• **DIRECTIONS FOR THIS TASK**
Would you retype the whole listing verbatim, keeping pictures out of it?

• **INFORMATION SHOWN**
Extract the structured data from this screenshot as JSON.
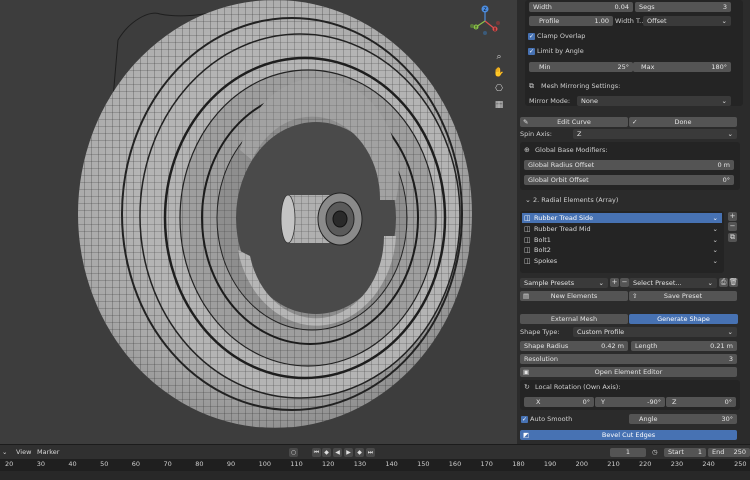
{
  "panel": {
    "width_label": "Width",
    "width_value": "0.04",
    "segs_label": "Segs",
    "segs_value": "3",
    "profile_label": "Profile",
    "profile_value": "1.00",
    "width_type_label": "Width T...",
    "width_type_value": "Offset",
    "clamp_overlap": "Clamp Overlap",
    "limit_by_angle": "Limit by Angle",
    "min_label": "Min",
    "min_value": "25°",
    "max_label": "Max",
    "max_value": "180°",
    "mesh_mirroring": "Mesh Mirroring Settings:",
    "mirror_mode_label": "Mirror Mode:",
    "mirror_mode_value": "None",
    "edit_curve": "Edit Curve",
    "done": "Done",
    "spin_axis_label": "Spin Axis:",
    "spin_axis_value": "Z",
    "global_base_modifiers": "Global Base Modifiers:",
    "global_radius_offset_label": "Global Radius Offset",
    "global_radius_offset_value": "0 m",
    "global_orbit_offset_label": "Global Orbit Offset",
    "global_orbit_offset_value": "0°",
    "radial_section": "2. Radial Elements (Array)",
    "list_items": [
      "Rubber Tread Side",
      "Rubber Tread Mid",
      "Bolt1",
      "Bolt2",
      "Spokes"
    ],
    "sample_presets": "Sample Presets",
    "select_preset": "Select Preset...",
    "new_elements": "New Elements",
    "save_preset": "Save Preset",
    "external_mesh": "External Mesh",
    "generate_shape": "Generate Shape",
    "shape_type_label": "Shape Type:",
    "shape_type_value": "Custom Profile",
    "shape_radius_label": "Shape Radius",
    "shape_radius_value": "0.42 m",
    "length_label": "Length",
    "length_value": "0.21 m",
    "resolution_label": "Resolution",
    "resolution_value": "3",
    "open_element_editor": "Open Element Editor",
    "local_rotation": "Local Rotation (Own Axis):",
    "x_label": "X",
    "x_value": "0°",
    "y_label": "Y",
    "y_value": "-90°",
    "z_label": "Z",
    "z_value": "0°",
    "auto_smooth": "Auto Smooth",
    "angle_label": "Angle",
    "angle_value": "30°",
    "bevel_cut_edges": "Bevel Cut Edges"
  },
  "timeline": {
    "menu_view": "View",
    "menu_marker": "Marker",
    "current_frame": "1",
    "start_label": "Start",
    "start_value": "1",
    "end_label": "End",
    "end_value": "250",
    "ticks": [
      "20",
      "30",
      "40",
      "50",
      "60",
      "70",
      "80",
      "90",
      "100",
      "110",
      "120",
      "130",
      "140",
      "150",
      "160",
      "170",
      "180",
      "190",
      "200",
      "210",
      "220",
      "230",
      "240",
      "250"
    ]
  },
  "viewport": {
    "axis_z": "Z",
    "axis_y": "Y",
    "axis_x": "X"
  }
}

• **SOLVED EXERCISE**
Extract the structured data from this screenshot as JSON.
{
  "panel": {
    "width_label": "Width",
    "width_value": "0.04",
    "segs_label": "Segs",
    "segs_value": "3",
    "profile_label": "Profile",
    "profile_value": "1.00",
    "width_type_label": "Width T...",
    "width_type_value": "Offset",
    "clamp_overlap": "Clamp Overlap",
    "limit_by_angle": "Limit by Angle",
    "min_label": "Min",
    "min_value": "25°",
    "max_label": "Max",
    "max_value": "180°",
    "mesh_mirroring": "Mesh Mirroring Settings:",
    "mirror_mode_label": "Mirror Mode:",
    "mirror_mode_value": "None",
    "edit_curve": "Edit Curve",
    "done": "Done",
    "spin_axis_label": "Spin Axis:",
    "spin_axis_value": "Z",
    "global_base_modifiers": "Global Base Modifiers:",
    "global_radius_offset_label": "Global Radius Offset",
    "global_radius_offset_value": "0 m",
    "global_orbit_offset_label": "Global Orbit Offset",
    "global_orbit_offset_value": "0°",
    "radial_section": "2. Radial Elements (Array)",
    "list_items": [
      "Rubber Tread Side",
      "Rubber Tread Mid",
      "Bolt1",
      "Bolt2",
      "Spokes"
    ],
    "sample_presets": "Sample Presets",
    "select_preset": "Select Preset...",
    "new_elements": "New Elements",
    "save_preset": "Save Preset",
    "external_mesh": "External Mesh",
    "generate_shape": "Generate Shape",
    "shape_type_label": "Shape Type:",
    "shape_type_value": "Custom Profile",
    "shape_radius_label": "Shape Radius",
    "shape_radius_value": "0.42 m",
    "length_label": "Length",
    "length_value": "0.21 m",
    "resolution_label": "Resolution",
    "resolution_value": "3",
    "open_element_editor": "Open Element Editor",
    "local_rotation": "Local Rotation (Own Axis):",
    "x_label": "X",
    "x_value": "0°",
    "y_label": "Y",
    "y_value": "-90°",
    "z_label": "Z",
    "z_value": "0°",
    "auto_smooth": "Auto Smooth",
    "angle_label": "Angle",
    "angle_value": "30°",
    "bevel_cut_edges": "Bevel Cut Edges"
  },
  "timeline": {
    "menu_view": "View",
    "menu_marker": "Marker",
    "current_frame": "1",
    "start_label": "Start",
    "start_value": "1",
    "end_label": "End",
    "end_value": "250",
    "ticks": [
      "20",
      "30",
      "40",
      "50",
      "60",
      "70",
      "80",
      "90",
      "100",
      "110",
      "120",
      "130",
      "140",
      "150",
      "160",
      "170",
      "180",
      "190",
      "200",
      "210",
      "220",
      "230",
      "240",
      "250"
    ]
  },
  "viewport": {
    "axis_z": "Z",
    "axis_y": "Y",
    "axis_x": "X"
  }
}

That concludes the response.